▶ [PROBLEM REQUIREMENTS]
When a line of the records below contains the string "time", copy that whole line.

[[ THE DATA open ]]

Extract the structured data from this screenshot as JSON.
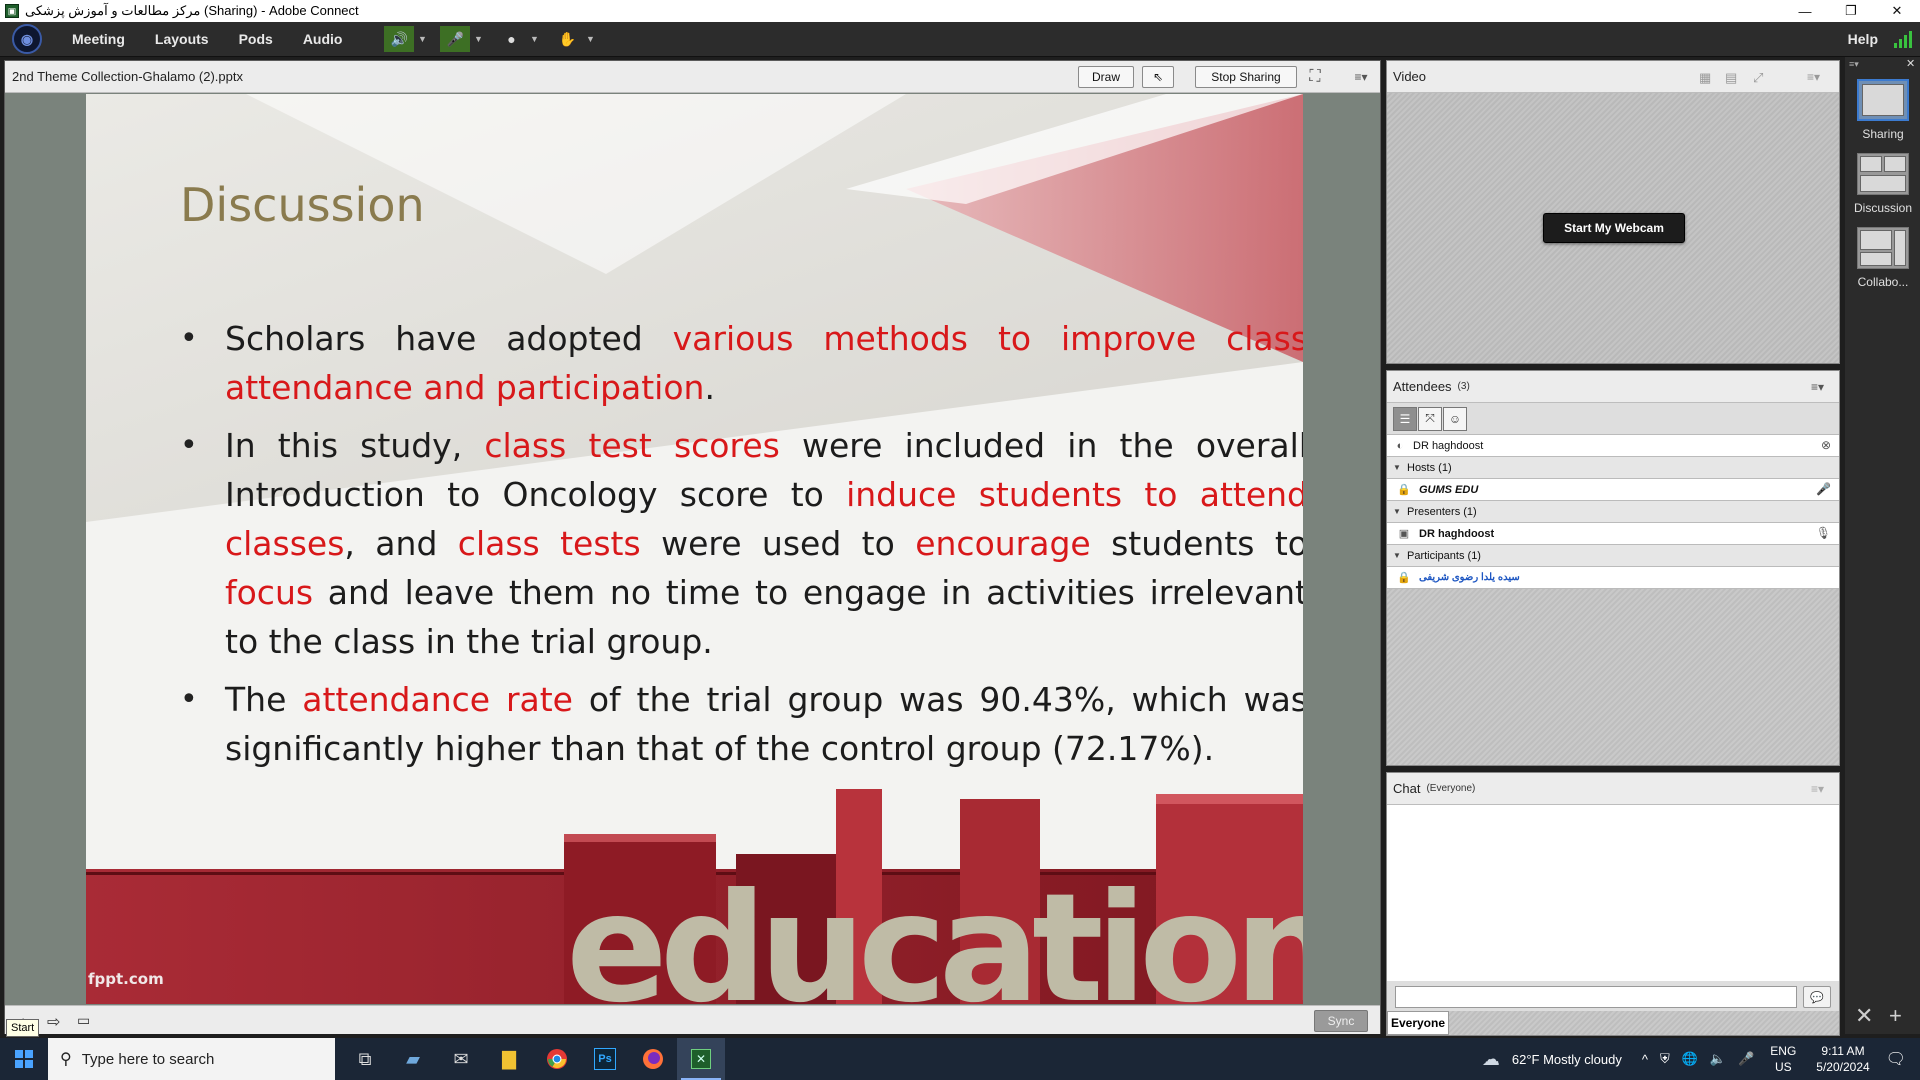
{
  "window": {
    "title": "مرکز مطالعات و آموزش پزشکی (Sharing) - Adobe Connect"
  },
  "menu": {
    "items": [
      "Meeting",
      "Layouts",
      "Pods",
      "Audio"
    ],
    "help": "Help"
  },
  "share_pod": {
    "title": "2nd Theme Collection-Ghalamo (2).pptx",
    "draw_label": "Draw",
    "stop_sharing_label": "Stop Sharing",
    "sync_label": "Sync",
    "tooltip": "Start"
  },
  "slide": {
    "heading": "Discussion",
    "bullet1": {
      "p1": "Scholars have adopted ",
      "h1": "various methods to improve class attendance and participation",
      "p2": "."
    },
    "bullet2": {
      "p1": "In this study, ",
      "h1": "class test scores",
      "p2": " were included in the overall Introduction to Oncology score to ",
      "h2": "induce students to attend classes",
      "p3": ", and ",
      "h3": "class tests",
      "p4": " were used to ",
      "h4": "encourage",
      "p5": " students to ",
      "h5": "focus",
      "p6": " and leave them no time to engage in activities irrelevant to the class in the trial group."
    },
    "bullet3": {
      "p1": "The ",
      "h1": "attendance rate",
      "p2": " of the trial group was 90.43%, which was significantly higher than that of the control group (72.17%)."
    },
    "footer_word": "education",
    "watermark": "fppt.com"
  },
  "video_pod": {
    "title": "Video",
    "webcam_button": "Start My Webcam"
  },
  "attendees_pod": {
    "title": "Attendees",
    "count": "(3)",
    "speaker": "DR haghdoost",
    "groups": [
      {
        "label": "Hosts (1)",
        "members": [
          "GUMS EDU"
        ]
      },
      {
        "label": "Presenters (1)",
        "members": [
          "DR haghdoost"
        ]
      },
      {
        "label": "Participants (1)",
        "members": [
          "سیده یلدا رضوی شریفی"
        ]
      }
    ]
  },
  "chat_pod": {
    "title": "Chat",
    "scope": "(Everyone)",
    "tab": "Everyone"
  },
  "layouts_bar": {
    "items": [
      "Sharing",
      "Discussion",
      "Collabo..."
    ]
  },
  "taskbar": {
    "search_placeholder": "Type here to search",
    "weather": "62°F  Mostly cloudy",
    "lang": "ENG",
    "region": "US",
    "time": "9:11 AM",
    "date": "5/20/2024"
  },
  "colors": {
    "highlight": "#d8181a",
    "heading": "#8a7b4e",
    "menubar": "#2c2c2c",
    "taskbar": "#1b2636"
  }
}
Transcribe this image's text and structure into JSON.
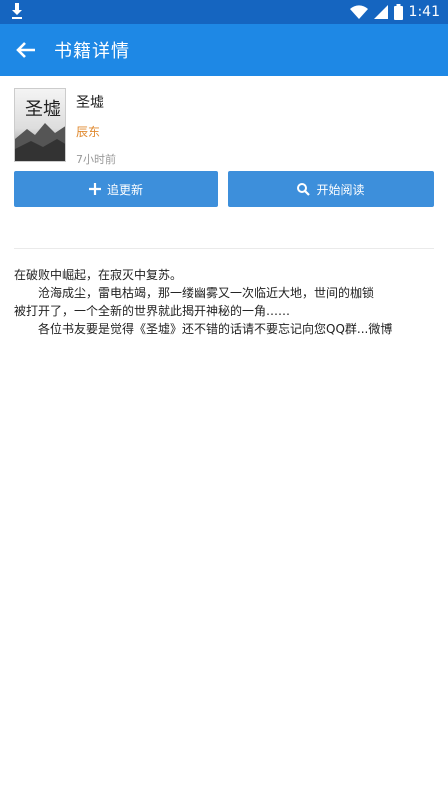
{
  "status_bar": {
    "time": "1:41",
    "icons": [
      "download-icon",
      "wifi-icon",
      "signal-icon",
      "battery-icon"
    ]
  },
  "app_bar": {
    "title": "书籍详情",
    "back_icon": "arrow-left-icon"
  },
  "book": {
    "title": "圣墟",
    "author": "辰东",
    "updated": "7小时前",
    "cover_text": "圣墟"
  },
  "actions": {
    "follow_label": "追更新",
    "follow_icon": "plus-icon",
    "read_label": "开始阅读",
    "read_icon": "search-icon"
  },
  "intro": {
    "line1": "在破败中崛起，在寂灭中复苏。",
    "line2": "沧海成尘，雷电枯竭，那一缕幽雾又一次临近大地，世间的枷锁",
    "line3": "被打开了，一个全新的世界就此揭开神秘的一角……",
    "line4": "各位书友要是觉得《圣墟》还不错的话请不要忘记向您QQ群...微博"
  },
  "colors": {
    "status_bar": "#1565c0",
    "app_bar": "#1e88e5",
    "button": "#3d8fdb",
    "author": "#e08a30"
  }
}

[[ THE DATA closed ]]

▶ [ANSWER BELOW]
      "p6": " and leave them no time to engage in activities irrelevant to the class in the trial group."
    "time": "9:11 AM",
    "time": "1:41",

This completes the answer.